Theatricality is emphasized by the presence of red theatre curtains and theatre-like scenery, which transform history and politics into a stage on which everything is costume, symbol (one can even recognize the symbols of the Hungarian state), staged event and nicely choreographed gesture—a masquerade of history, in which the massacre also has an edifying aspect. There is no difference between leaders, whether French, English or popes, but the whole of history and politics is viewed as an event staged for the poor, an act of manipulation. In Bagossy’s version, the two ambassadors are played by the same actor, who only changes his tie. Fast and brutal, funny and ice-cold, Bagossy’s farce looks at actual and eternal history as entertainment, a show for show’s sake—something not to be taken seriously, although blood is running everywhere. The Örkény company presents a masterly display of acting technique. As Örkény positions itself, its artistic credo lies somewhere between art and good quality entertainment, according to which politics becomes a source of bloody entertainment.
Although these are very different productions and interpretations of history, and of the role of intellectuals and power, it looks as if political theatre, or in the wider sense, theatre responding to the questions of political events in Hungary, is coming back after a long interval. And it looks as if there are plenty of issues to be discussed and to have dialogue about.
 Andrea Tompa, PhD (1971) is a Hungarian theatre critic and researcher. Her main field of interest is contemporary Hungarian, Russian and East European theatre and drama.

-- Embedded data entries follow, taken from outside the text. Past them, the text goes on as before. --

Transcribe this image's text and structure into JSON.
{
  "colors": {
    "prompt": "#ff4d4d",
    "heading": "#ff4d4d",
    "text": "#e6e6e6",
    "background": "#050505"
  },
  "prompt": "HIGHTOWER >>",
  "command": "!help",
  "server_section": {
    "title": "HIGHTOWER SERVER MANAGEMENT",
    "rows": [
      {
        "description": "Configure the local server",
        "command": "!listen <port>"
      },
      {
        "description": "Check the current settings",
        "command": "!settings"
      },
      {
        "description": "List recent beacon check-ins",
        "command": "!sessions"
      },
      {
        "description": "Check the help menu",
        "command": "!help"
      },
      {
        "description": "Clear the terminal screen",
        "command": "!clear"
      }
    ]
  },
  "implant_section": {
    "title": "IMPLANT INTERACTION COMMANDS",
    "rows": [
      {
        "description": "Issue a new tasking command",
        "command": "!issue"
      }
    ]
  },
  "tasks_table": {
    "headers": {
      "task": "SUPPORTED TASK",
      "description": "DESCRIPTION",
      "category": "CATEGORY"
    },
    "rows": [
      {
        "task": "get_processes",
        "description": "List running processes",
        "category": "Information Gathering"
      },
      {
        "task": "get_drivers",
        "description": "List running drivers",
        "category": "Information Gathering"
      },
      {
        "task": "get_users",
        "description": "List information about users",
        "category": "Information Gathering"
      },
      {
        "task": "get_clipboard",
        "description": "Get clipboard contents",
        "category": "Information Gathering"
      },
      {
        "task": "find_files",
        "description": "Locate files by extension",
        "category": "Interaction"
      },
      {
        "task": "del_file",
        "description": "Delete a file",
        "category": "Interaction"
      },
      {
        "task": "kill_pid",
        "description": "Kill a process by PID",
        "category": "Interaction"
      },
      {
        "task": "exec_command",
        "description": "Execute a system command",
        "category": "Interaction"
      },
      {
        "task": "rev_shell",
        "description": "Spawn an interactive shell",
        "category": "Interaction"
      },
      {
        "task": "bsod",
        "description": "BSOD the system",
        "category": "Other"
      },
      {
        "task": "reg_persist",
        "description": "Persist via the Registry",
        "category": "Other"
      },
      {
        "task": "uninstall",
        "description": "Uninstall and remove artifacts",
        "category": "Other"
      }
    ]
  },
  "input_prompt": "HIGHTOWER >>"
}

She is the editor of the theatre magazine SZINHAZ (Theatre). Since fall 2009 she is the president of the Hungarian Theatre Critics’ Association, and also an academic at Babes-Bolyai University, Cluj, Romania. Recently she published her first novel.